_Problem requirements_. Repeat the data precisely as given.

_Entries supplied_.
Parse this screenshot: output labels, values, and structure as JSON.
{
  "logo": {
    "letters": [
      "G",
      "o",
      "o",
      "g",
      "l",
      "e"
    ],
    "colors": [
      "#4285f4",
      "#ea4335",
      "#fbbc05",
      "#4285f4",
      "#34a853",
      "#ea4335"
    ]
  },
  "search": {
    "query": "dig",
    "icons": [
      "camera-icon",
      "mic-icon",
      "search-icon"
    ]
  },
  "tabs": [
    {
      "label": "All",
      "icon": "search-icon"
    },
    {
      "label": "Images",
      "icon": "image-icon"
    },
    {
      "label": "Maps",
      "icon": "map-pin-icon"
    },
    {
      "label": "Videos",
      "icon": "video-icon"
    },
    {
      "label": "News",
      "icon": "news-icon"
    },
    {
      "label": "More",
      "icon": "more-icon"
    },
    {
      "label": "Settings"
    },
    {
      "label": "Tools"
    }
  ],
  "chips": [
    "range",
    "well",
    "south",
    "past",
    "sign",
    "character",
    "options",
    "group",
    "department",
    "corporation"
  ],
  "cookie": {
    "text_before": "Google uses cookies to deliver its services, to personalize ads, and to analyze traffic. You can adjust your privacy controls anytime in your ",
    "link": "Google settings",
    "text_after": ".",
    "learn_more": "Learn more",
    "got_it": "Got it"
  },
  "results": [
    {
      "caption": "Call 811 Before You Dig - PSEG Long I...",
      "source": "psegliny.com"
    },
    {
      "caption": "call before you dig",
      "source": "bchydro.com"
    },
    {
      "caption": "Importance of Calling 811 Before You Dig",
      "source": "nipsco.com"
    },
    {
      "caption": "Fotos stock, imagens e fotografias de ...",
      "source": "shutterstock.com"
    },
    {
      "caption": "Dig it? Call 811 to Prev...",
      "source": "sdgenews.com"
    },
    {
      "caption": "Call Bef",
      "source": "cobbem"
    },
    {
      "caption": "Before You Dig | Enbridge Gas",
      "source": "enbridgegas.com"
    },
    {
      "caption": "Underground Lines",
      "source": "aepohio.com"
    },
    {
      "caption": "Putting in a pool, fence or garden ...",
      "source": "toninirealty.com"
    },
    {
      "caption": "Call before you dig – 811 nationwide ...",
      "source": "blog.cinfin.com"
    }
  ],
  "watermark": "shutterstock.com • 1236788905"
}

_Exercise solution_.
Parse this screenshot: output labels, values, and structure as JSON.
{
  "logo": {
    "letters": [
      "G",
      "o",
      "o",
      "g",
      "l",
      "e"
    ],
    "colors": [
      "#4285f4",
      "#ea4335",
      "#fbbc05",
      "#4285f4",
      "#34a853",
      "#ea4335"
    ]
  },
  "search": {
    "query": "dig",
    "icons": [
      "camera-icon",
      "mic-icon",
      "search-icon"
    ]
  },
  "tabs": [
    {
      "label": "All",
      "icon": "search-icon"
    },
    {
      "label": "Images",
      "icon": "image-icon"
    },
    {
      "label": "Maps",
      "icon": "map-pin-icon"
    },
    {
      "label": "Videos",
      "icon": "video-icon"
    },
    {
      "label": "News",
      "icon": "news-icon"
    },
    {
      "label": "More",
      "icon": "more-icon"
    },
    {
      "label": "Settings"
    },
    {
      "label": "Tools"
    }
  ],
  "chips": [
    "range",
    "well",
    "south",
    "past",
    "sign",
    "character",
    "options",
    "group",
    "department",
    "corporation"
  ],
  "cookie": {
    "text_before": "Google uses cookies to deliver its services, to personalize ads, and to analyze traffic. You can adjust your privacy controls anytime in your ",
    "link": "Google settings",
    "text_after": ".",
    "learn_more": "Learn more",
    "got_it": "Got it"
  },
  "results": [
    {
      "caption": "Call 811 Before You Dig - PSEG Long I...",
      "source": "psegliny.com"
    },
    {
      "caption": "call before you dig",
      "source": "bchydro.com"
    },
    {
      "caption": "Importance of Calling 811 Before You Dig",
      "source": "nipsco.com"
    },
    {
      "caption": "Fotos stock, imagens e fotografias de ...",
      "source": "shutterstock.com"
    },
    {
      "caption": "Dig it? Call 811 to Prev...",
      "source": "sdgenews.com"
    },
    {
      "caption": "Call Bef",
      "source": "cobbem"
    },
    {
      "caption": "Before You Dig | Enbridge Gas",
      "source": "enbridgegas.com"
    },
    {
      "caption": "Underground Lines",
      "source": "aepohio.com"
    },
    {
      "caption": "Putting in a pool, fence or garden ...",
      "source": "toninirealty.com"
    },
    {
      "caption": "Call before you dig – 811 nationwide ...",
      "source": "blog.cinfin.com"
    }
  ],
  "watermark": "shutterstock.com • 1236788905"
}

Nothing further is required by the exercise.